TASK OBJECTIVE:
The entries are to be given back verbatim; no picture is to be copied.
── RECORD EXCERPTS ──
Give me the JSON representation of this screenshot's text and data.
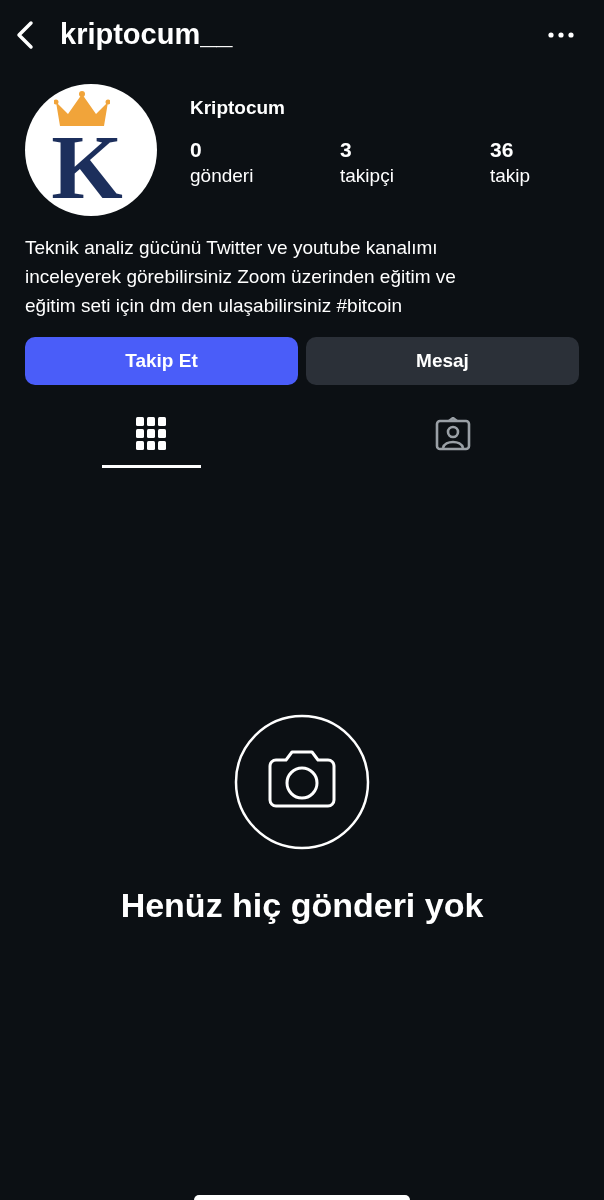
{
  "header": {
    "username": "kriptocum__"
  },
  "profile": {
    "avatar_letter": "K",
    "display_name": "Kriptocum",
    "stats": [
      {
        "value": "0",
        "label": "gönderi"
      },
      {
        "value": "3",
        "label": "takipçi"
      },
      {
        "value": "36",
        "label": "takip"
      }
    ],
    "bio": "Teknik analiz gücünü Twitter ve youtube kanalımı inceleyerek görebilirsiniz Zoom üzerinden eğitim ve eğitim seti için dm den ulaşabilirsiniz #bitcoin"
  },
  "buttons": [
    {
      "label": "Takip Et",
      "kind": "primary"
    },
    {
      "label": "Mesaj",
      "kind": "secondary"
    }
  ],
  "tabs": [
    {
      "kind": "grid",
      "selected": true
    },
    {
      "kind": "tagged",
      "selected": false
    }
  ],
  "empty_state": {
    "message": "Henüz hiç gönderi yok"
  }
}
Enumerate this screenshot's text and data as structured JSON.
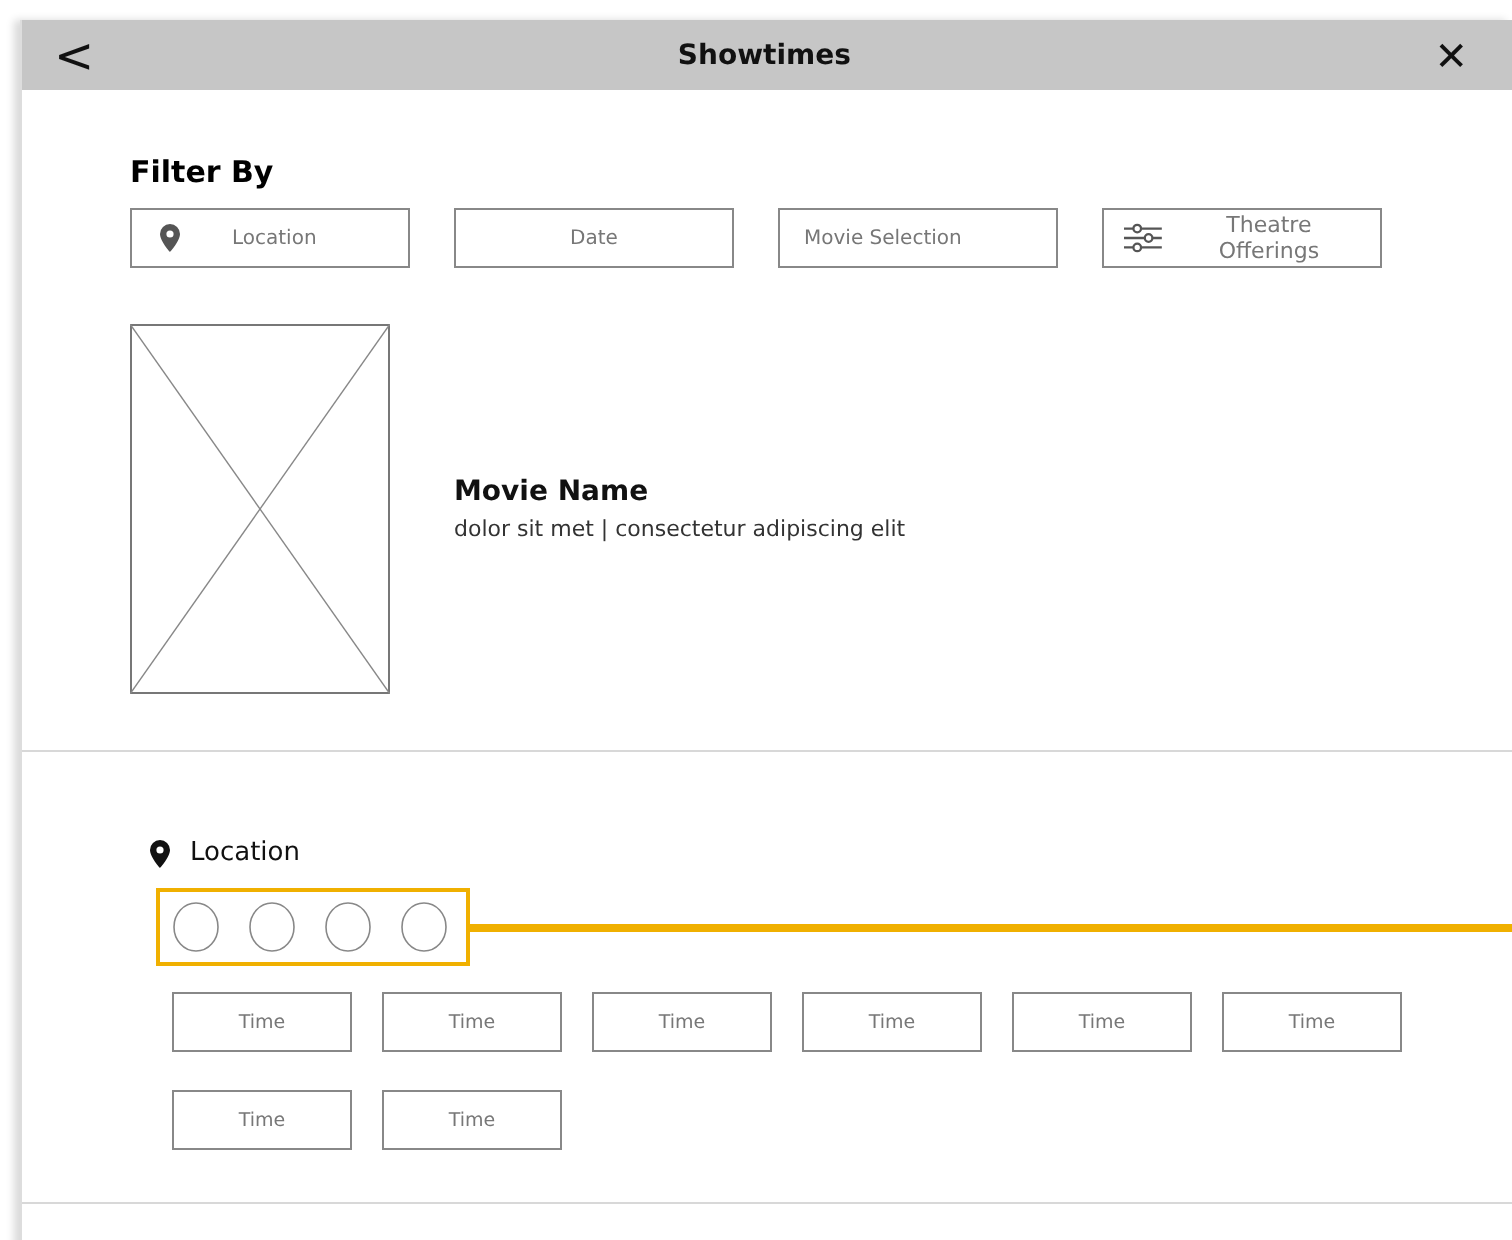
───
RESPONSE TO THE TASK:
Give me the JSON representation of this screenshot's text and data.
{
  "header": {
    "username": "kriptocum__"
  },
  "profile": {
    "avatar_letter": "K",
    "display_name": "Kriptocum",
    "stats": [
      {
        "value": "0",
        "label": "gönderi"
      },
      {
        "value": "3",
        "label": "takipçi"
      },
      {
        "value": "36",
        "label": "takip"
      }
    ],
    "bio": "Teknik analiz gücünü Twitter ve youtube kanalımı inceleyerek görebilirsiniz Zoom üzerinden eğitim ve eğitim seti için dm den ulaşabilirsiniz #bitcoin"
  },
  "buttons": [
    {
      "label": "Takip Et",
      "kind": "primary"
    },
    {
      "label": "Mesaj",
      "kind": "secondary"
    }
  ],
  "tabs": [
    {
      "kind": "grid",
      "selected": true
    },
    {
      "kind": "tagged",
      "selected": false
    }
  ],
  "empty_state": {
    "message": "Henüz hiç gönderi yok"
  }
}
Enumerate this screenshot's text and data as structured JSON.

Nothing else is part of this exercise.